Here in Greece (and I think in all the Mediterranean countries Spain, Italy, Israel, Cyprus) most of the businesses are primarily made face to face and also by phone!!
Potential Clients feel safer if they first come to your office to meet you and then to close a deal with you.
If the distance is too long to meet each other then I usually call them (or they call me) even if they ask me something by email.
I know that is more likely to book the deal if they listen the passion in my voice rather than to read 1 or 2 sentences I will send them by email.
This is how I do it:
Let s suppose that a new potential customer calls me (first time) , ( even if he sends me an email I will call him/her back ) and I will explain him how my business work. After the presentation I will give him either 10-20% discount if he book the deal the same day or I will add a second service (I provide) to him for free.
Now you may suppose how I find his phone number. My services are B2B so if his email is firstname.lastname@example.org then I will call to legrand company and I will ask to talk with Paul Newman. If the email is email@example.com I will Google it to find something.
Fantastic explaination and wooww, Nicos! Those are some great Strategies and Tips!
Ευχαριστώ πολύ αδερφέ! (I hope this goes well! :))
And yes: a great way to just find our their real name and company. Thank you so much for sharing!
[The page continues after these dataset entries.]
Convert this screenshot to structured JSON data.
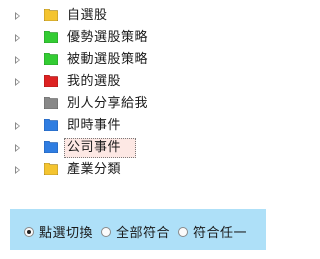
{
  "tree": {
    "items": [
      {
        "label": "自選股",
        "folder_color": "#f4c430",
        "expandable": true
      },
      {
        "label": "優勢選股策略",
        "folder_color": "#33cc33",
        "expandable": true
      },
      {
        "label": "被動選股策略",
        "folder_color": "#33cc33",
        "expandable": true
      },
      {
        "label": "我的選股",
        "folder_color": "#dd2222",
        "expandable": true
      },
      {
        "label": "別人分享給我",
        "folder_color": "#888888",
        "expandable": false
      },
      {
        "label": "即時事件",
        "folder_color": "#2f7de1",
        "expandable": true
      },
      {
        "label": "公司事件",
        "folder_color": "#2f7de1",
        "expandable": true,
        "selected": true
      },
      {
        "label": "產業分類",
        "folder_color": "#f4c430",
        "expandable": true
      }
    ]
  },
  "filter": {
    "options": [
      {
        "label": "點選切換",
        "checked": true
      },
      {
        "label": "全部符合",
        "checked": false
      },
      {
        "label": "符合任一",
        "checked": false
      }
    ]
  }
}
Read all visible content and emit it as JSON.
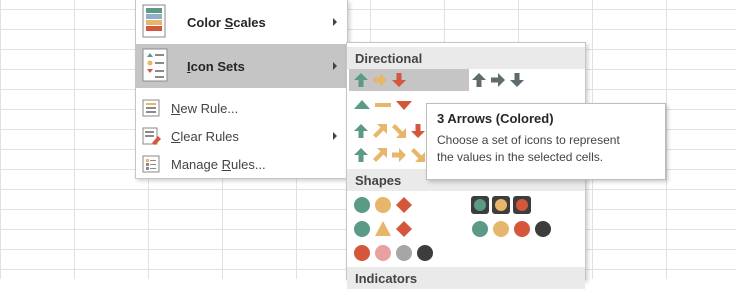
{
  "menu": {
    "items": [
      {
        "label_pre": "Color ",
        "accel": "S",
        "label_post": "cales",
        "icon": "color-scales-icon",
        "has_submenu": true
      },
      {
        "label_pre": "",
        "accel": "I",
        "label_post": "con Sets",
        "icon": "icon-sets-icon",
        "has_submenu": true
      },
      {
        "label_pre": "",
        "accel": "N",
        "label_post": "ew Rule...",
        "icon": "new-rule-icon",
        "has_submenu": false
      },
      {
        "label_pre": "",
        "accel": "C",
        "label_post": "lear Rules",
        "icon": "clear-rules-icon",
        "has_submenu": true
      },
      {
        "label_pre": "Manage ",
        "accel": "R",
        "label_post": "ules...",
        "icon": "manage-rules-icon",
        "has_submenu": false
      }
    ]
  },
  "submenu": {
    "sections": [
      "Directional",
      "Shapes",
      "Indicators"
    ]
  },
  "tooltip": {
    "title": "3 Arrows (Colored)",
    "description_line1": "Choose a set of icons to represent",
    "description_line2": "the values in the selected cells."
  },
  "colors": {
    "green": "#5a9a87",
    "yellow": "#e8b66b",
    "red": "#d5573b",
    "gray_arrow": "#5f6b6e",
    "pink": "#e8a1a1",
    "light_gray": "#a6a6a6",
    "dark": "#3d3d3d",
    "highlight": "#c5c5c5"
  }
}
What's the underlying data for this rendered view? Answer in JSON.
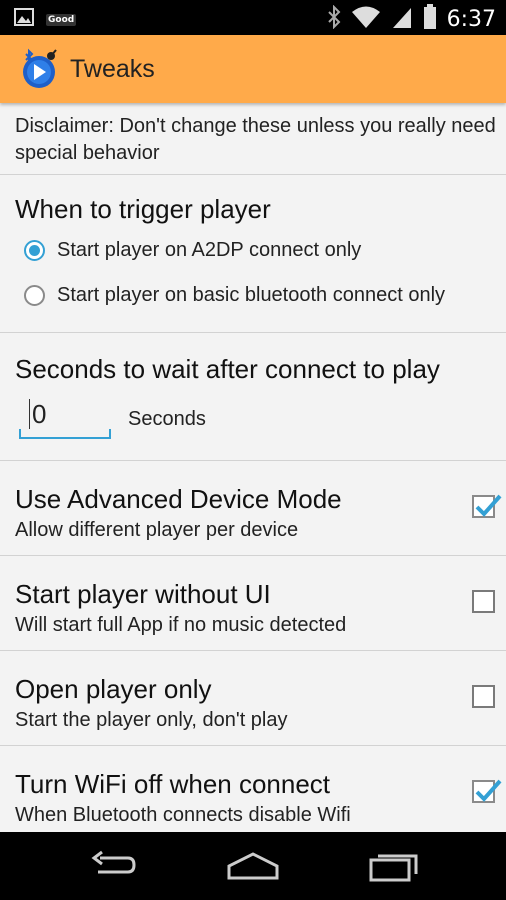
{
  "status_bar": {
    "badge": "Good",
    "time": "6:37",
    "icons": [
      "image-icon",
      "bluetooth-icon",
      "wifi-icon",
      "signal-icon",
      "battery-icon"
    ]
  },
  "action_bar": {
    "title": "Tweaks",
    "color": "#FFAA4A"
  },
  "disclaimer": {
    "text": "Disclaimer: Don't change these unless you really need special behavior"
  },
  "trigger": {
    "title": "When to trigger player",
    "options": [
      {
        "label": "Start player on A2DP connect only",
        "selected": true
      },
      {
        "label": "Start player on basic bluetooth connect only",
        "selected": false
      }
    ]
  },
  "wait": {
    "title": "Seconds to wait after connect to play",
    "value": "0",
    "unit": "Seconds"
  },
  "prefs": [
    {
      "title": "Use Advanced Device Mode",
      "summary": "Allow different player per device",
      "checked": true
    },
    {
      "title": "Start player without UI",
      "summary": "Will start full App if no music detected",
      "checked": false
    },
    {
      "title": "Open player only",
      "summary": "Start the player only, don't play",
      "checked": false
    },
    {
      "title": "Turn WiFi off when connect",
      "summary": "When Bluetooth connects disable Wifi",
      "checked": true
    }
  ],
  "accent_color": "#33A0D4",
  "nav_bar": {
    "icons": [
      "back-icon",
      "home-icon",
      "recents-icon"
    ]
  }
}
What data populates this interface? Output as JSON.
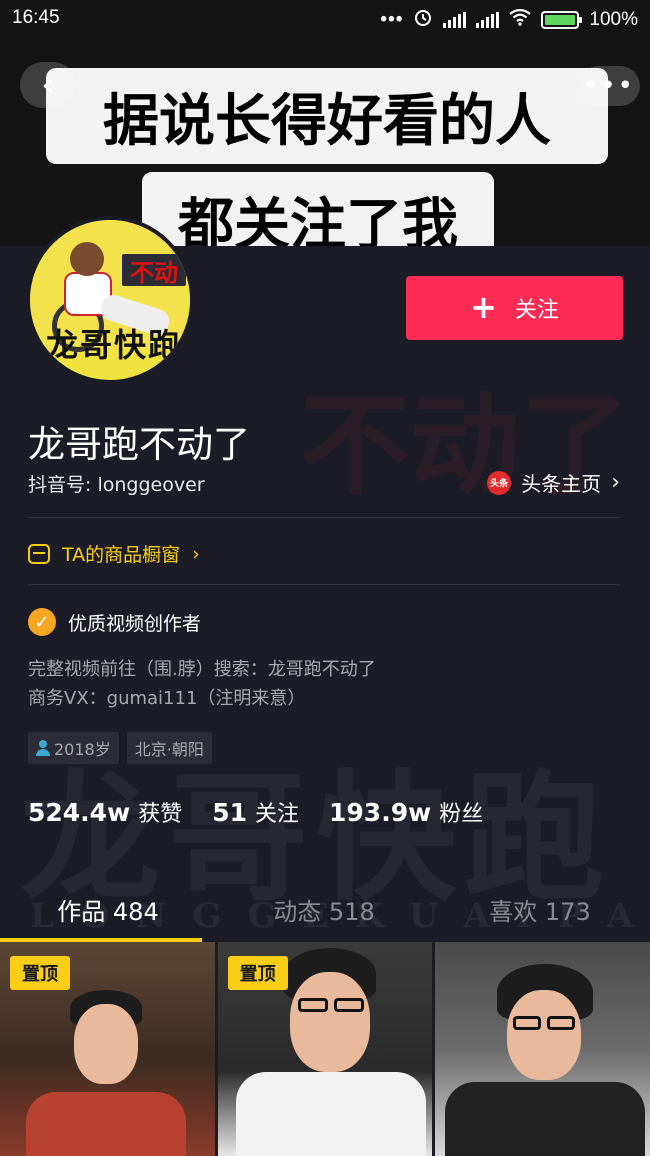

Σας εύχομαι ένα πολύ όμορφο βράδυ!
I hate the phone as well! But I prefer zoom actually, that works better for me. I let the clients book their appointment themselves, they love it, and then we have a zoom meeting.
Hahaha @Naomi! I am so glad I am not the only one... And you know: i just tell every one that I hate it and wont pick up my phone... So nobody does call me 🙂
And yes! God Bless the God Of ZOOOOM!
Thanks for telling me. I really thought I was the only one as well 🙂